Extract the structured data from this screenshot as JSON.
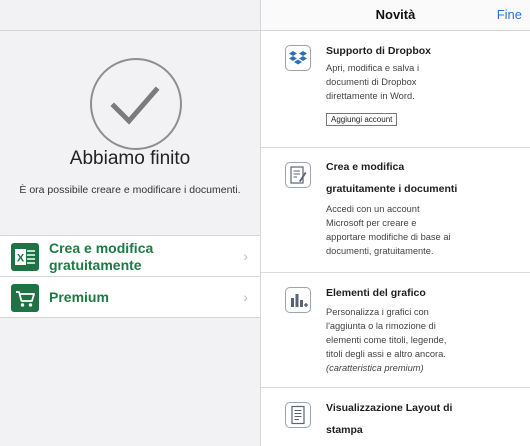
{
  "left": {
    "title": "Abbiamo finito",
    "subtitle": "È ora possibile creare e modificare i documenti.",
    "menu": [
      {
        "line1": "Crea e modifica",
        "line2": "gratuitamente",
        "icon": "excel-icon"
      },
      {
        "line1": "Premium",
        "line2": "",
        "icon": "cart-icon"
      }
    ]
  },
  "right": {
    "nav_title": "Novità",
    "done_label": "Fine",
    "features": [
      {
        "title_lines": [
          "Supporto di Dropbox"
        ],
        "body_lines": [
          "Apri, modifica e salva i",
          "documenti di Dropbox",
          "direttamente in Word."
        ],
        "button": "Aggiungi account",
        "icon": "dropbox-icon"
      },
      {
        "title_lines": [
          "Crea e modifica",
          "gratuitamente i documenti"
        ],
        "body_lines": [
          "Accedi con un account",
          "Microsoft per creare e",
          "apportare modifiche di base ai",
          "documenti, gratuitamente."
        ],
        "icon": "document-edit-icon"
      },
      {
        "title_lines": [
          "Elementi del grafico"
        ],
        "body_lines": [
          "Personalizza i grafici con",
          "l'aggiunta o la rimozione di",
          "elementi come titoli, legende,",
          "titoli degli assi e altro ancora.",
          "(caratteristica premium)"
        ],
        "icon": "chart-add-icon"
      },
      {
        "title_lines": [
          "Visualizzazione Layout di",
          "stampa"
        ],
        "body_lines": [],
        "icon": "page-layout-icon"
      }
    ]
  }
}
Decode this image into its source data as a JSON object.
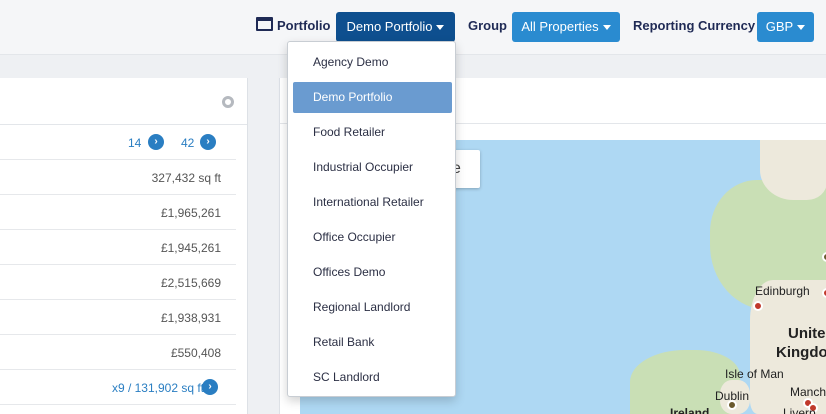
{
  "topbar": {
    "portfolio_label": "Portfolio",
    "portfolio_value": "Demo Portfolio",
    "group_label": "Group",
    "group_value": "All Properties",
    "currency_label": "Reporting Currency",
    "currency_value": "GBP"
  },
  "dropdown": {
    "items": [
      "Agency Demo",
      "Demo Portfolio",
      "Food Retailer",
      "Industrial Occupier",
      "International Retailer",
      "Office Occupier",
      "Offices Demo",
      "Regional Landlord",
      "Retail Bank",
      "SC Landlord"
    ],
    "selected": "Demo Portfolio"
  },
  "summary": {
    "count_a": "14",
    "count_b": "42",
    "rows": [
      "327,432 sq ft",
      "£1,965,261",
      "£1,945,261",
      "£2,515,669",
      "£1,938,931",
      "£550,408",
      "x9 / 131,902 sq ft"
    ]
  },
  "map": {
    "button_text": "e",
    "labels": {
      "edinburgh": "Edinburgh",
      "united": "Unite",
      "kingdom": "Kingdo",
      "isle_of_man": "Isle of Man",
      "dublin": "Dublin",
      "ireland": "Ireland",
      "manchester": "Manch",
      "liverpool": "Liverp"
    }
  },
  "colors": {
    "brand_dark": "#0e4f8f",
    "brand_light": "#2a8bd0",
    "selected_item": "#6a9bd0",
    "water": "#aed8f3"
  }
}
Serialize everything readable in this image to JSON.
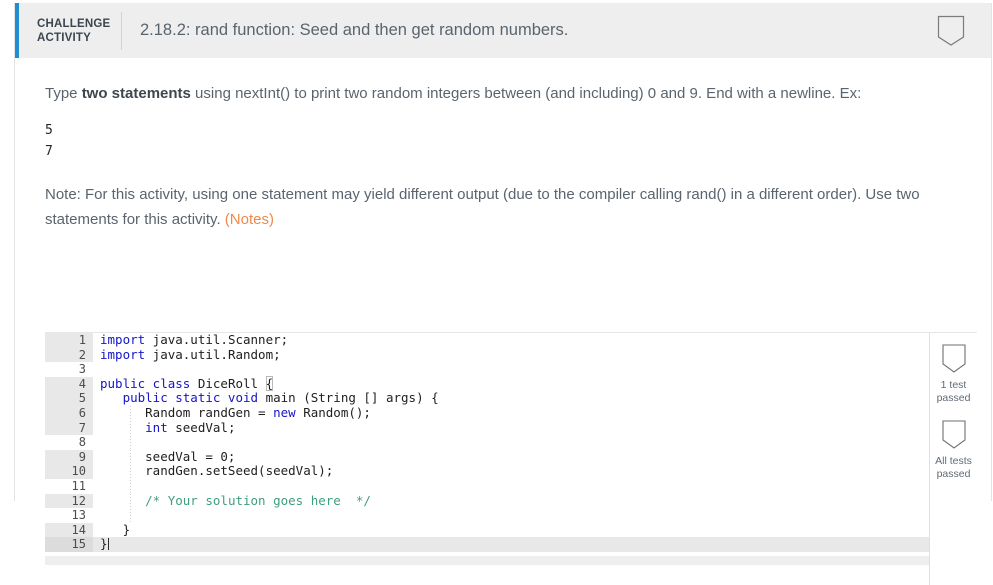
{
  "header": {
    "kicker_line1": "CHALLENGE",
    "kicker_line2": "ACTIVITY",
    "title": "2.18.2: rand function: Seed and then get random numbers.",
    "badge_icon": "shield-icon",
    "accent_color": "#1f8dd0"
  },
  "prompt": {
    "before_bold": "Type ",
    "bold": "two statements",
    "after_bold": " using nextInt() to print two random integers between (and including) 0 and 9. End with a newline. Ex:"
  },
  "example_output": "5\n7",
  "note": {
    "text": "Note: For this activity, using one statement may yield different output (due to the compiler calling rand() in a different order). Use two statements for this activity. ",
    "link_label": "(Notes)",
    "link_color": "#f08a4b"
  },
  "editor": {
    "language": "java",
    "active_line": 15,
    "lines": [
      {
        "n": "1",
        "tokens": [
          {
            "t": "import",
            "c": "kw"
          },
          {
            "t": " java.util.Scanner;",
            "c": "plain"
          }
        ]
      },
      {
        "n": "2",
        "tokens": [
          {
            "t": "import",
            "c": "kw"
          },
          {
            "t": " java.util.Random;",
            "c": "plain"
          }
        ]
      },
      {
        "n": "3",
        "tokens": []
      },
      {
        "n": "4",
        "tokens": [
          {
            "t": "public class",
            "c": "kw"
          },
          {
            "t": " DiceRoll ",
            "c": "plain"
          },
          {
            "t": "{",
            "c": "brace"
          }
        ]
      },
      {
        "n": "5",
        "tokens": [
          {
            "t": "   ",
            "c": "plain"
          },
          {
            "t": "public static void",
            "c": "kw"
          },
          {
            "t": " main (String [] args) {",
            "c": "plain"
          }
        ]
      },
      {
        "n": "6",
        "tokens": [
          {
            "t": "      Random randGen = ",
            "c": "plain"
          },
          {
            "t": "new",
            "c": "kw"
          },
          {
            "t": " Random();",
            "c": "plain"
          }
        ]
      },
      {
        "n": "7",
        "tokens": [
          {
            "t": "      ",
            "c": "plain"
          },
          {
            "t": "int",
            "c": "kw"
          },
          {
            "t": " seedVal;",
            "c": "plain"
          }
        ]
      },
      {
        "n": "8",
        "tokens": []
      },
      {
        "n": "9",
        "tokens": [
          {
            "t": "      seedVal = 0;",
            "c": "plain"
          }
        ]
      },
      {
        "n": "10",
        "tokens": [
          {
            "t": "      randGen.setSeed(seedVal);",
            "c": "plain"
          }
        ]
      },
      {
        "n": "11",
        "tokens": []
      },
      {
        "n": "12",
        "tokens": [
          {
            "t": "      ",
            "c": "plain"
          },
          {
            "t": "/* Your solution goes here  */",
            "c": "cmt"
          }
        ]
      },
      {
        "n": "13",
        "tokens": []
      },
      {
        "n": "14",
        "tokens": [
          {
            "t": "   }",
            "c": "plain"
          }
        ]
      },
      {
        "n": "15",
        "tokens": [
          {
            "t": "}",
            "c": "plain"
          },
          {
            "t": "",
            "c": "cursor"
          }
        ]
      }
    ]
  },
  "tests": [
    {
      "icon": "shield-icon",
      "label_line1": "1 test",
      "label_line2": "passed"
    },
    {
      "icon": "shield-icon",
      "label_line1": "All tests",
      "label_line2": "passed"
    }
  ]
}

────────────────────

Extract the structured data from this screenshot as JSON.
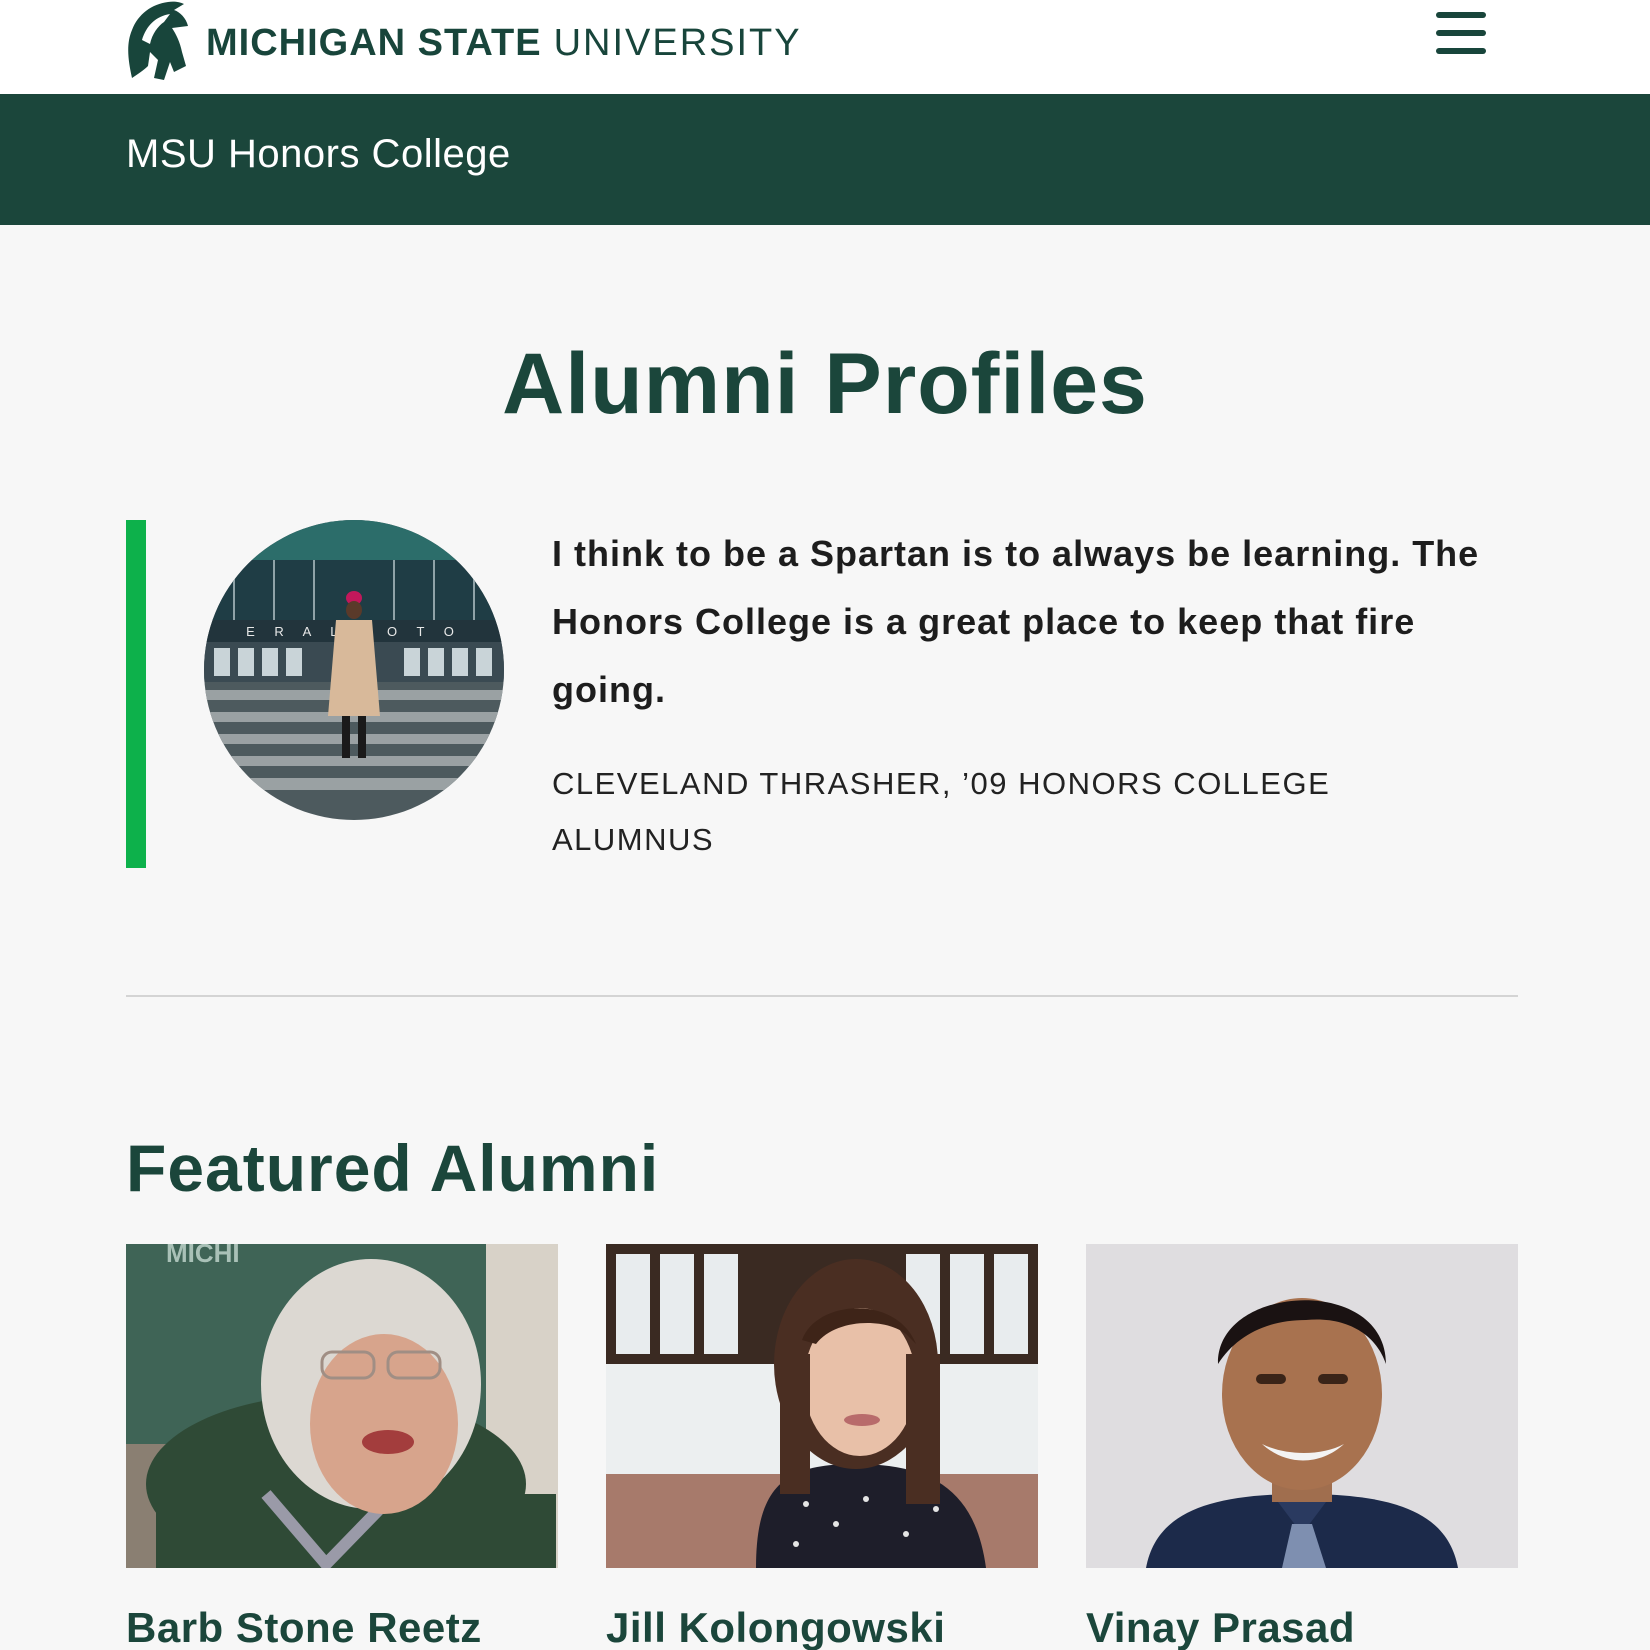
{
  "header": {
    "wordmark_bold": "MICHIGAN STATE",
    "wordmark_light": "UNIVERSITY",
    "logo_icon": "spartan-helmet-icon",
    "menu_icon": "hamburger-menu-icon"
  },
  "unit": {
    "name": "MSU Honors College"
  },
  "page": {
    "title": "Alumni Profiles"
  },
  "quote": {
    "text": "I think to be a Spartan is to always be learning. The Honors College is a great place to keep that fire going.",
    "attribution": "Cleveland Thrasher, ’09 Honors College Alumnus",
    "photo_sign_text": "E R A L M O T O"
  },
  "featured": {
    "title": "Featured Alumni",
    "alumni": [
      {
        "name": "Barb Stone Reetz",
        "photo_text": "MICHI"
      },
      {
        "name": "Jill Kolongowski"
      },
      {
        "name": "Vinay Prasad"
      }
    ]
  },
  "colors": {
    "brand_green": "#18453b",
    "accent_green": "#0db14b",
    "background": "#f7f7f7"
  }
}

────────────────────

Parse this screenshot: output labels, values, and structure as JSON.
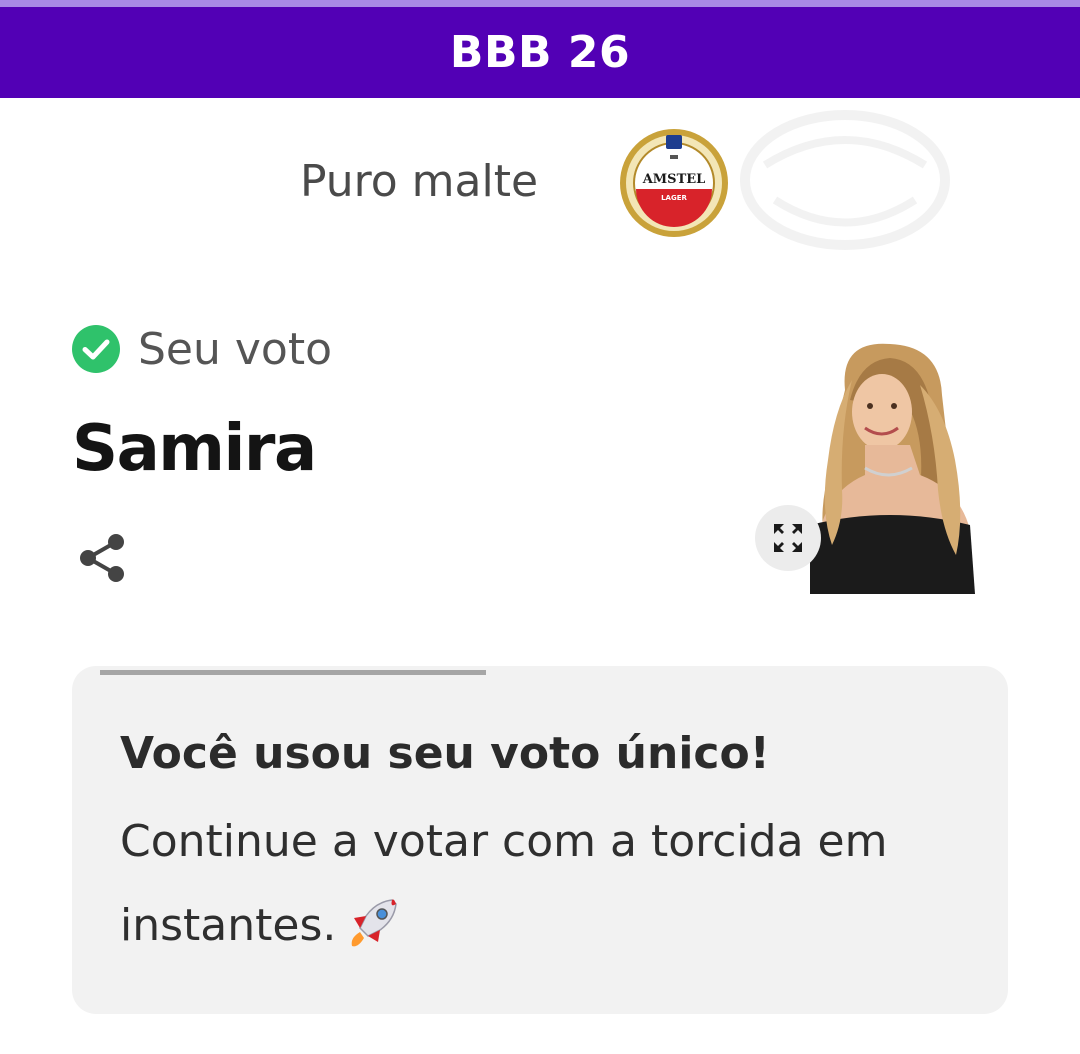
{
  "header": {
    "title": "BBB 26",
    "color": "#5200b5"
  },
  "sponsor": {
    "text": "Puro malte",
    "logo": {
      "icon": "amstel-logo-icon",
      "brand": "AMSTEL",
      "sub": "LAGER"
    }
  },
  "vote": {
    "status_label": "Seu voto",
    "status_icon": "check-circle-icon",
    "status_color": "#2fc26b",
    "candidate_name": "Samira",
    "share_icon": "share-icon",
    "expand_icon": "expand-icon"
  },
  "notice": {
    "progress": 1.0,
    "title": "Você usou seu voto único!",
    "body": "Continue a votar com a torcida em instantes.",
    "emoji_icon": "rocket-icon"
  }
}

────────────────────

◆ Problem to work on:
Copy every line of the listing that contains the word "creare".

◆ Solution for this task:
    "subtitle": "È ora possibile creare e modificare i documenti.",
          "Microsoft per creare e",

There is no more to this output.